Before her death in 1983, Karen Carpenter delivered unparalleled, stunning vocals across ten studio albums. Paired with her brother, Richard’s, keen sense of arrangement, the Carpenters became an unparalleled force in music. Though their career was relatively brief, the duo was prolific, releasing ten albums in just 12 years. Within those albums were a number of enduring hits that still stand strong in pop culture today.
Get cozy, settle in and join us as we take a trip through the dulcet sounds of the Carpenters with 10 of their biggest hits that you should venture to revisit.
10. “Yesterday Once More”
The duo looks back on years gone by in “Yesterday Once More.” Karen remarks “so much has changed” while reminiscing about the pop music of her childhood. She sings, Every Sha-la-la-la / Every whoa, whoa-oh still shines. It’s soft rock perfection and an easy-listen to boot, making it a shoo-in for this list.
9. “(They Long to Be) Close to You”
“(They Long to Be) Close to You” is a stunning example of Richard’s arrangement skills. Though his sister’s vocals often take center stage when listening to their music, it can’t be denied that their unique blend of harmonies and languid strings helped make them household names—a fact that has never been clearer than on this 1970 track.
8. “Ticket to Ride”
A few years after The Beatles debuted “Ticket to Ride,” the Carpenters tried their hand at the track, slowing down the tempo and turning it into a piano ballad. Their rendition lives worlds away from The Beatles’ but is nonetheless a strong contender for the definitive version. Though the track will probably always live in the Fab Four ranks, The Carpenters’ version is more than worth a listen.
7. “We’ve Only Just Begun”
The opening to their album, Close to You, “We’ve Only Just Begun” is sparse but still rich with harmonies.

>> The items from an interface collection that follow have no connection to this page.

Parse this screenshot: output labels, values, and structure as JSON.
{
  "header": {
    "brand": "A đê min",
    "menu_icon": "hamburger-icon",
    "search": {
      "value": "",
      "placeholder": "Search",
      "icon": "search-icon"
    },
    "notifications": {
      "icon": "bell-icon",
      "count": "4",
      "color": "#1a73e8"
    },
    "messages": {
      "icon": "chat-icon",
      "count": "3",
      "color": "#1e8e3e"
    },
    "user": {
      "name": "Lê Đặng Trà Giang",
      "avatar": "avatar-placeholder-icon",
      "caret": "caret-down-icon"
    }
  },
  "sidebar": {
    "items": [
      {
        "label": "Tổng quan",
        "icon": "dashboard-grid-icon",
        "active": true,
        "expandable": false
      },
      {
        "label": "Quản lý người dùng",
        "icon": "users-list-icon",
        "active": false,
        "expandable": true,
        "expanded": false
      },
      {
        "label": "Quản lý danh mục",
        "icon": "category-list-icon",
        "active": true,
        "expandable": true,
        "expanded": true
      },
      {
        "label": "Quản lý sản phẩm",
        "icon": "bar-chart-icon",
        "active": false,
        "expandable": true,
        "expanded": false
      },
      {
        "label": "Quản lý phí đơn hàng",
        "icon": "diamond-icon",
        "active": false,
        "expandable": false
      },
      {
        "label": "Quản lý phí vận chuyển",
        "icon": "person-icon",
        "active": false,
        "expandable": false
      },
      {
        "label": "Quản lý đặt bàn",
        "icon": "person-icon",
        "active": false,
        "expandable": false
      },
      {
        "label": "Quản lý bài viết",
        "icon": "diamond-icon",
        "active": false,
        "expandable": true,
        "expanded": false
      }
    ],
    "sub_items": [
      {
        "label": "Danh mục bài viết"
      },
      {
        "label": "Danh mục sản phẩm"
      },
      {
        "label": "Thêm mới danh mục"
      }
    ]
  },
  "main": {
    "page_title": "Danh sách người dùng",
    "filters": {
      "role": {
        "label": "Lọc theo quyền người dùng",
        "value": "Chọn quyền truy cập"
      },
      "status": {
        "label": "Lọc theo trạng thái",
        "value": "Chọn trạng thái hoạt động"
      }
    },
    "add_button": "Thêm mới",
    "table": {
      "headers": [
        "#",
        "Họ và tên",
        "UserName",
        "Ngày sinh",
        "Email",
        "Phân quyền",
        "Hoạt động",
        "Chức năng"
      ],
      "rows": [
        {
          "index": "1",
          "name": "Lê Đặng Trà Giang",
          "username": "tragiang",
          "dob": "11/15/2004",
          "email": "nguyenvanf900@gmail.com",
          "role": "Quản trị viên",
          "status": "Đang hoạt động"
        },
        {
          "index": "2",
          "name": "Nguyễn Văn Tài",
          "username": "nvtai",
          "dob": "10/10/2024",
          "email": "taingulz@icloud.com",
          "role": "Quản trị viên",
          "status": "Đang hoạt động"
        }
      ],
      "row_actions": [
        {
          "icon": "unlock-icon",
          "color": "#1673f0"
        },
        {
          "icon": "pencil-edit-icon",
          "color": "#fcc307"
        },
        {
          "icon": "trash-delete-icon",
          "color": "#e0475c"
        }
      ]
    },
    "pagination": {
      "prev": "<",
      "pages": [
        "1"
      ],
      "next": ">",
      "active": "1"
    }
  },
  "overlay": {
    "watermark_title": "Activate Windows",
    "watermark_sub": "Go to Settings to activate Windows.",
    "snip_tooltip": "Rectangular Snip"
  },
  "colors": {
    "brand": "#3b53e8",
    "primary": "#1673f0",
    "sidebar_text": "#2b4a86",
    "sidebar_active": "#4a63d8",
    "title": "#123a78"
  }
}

Though this track was originally commissioned for a U.S. bank ad (sung by Smokey Roberds), the Carpenters worked their magic, breathing new life into the song with a very ’60s horn section and glimmering piano lines.
6. “Hurting Each Other”
“Hurting Each Other” is one of Karen’s brightest moments as a singer. Without much to distract from her velvety vocals, she sings the anthemic chorus: We go on hurting each other / Making each other cry. Though many artists have covered this track, the Carpenters’ rendition takes the cake as the definitive version.
5. “Top of the World”
Everyone knows “Top of the World.” Even if they can’t place the duo’s name on the jubilant track, the chorus is a familiar tune for the majority of the world. Upon its release, the duo was planted firmly at the top of the pop sphere making the chorus ring all the more true.
4. “Rainy Days and Mondays”
“Rainy Days and Mondays” tackles the loneliness and fatigue of a housewife. Talkin’ to myself and feelin’ old / Sometimes I’d like to quit / Nothin’ ever seems to fit, she sings in an almost monotone state. You feel the frustration behind the lyrics in Karen’s performance, showcasing her versatility as a vocalist.
Karen plays the role of a groupie left behind in “Superstar.” While much of the duo’s music lives in a bright, upbeat world, the verses of this track are markedly smoky and sultry. The chorus explodes into typical fare for the Carpenters as Karen sings, Don’t you remember, you told me you loved me, baby / You said you’d be coming back this way again, baby.
2. “Merry Christmas Darling”
It’s officially the holiday season, which means it’s time to bring out the Christmas music, and who better to soundtrack our festivities than The Carpenters? Karen Carpenter’s warm voice seems tailor-made for a cozy night by a fire with lights twinkling around a tree. Though their Christmas Portrait album is chock full of gems, “Merry Christmas Darling,” undoubtedly leads the pack. It’s jovial, whistful, and has just the right amount of nostalgia—the trifecta for a Christmas classic.
1. “Goodbye to Love”
If you’re looking for a song to bolster a crying session, “Goodbye to Love” is certainly a good place to start. In the track, Karen gives up on the whole notion of love after a string of heartbreaks. Despite its melancholia, her vocals manage to make the somber lyrics go down sweetly amid a swell of strings. It’s a slow-burning track that has one hell of a payoff as a piercing guitar solo takes over toward the bridge. It’s one of the duo’s most iconic songs—and for good reason.
Photo by Gijsbert Hanekroot/Redferns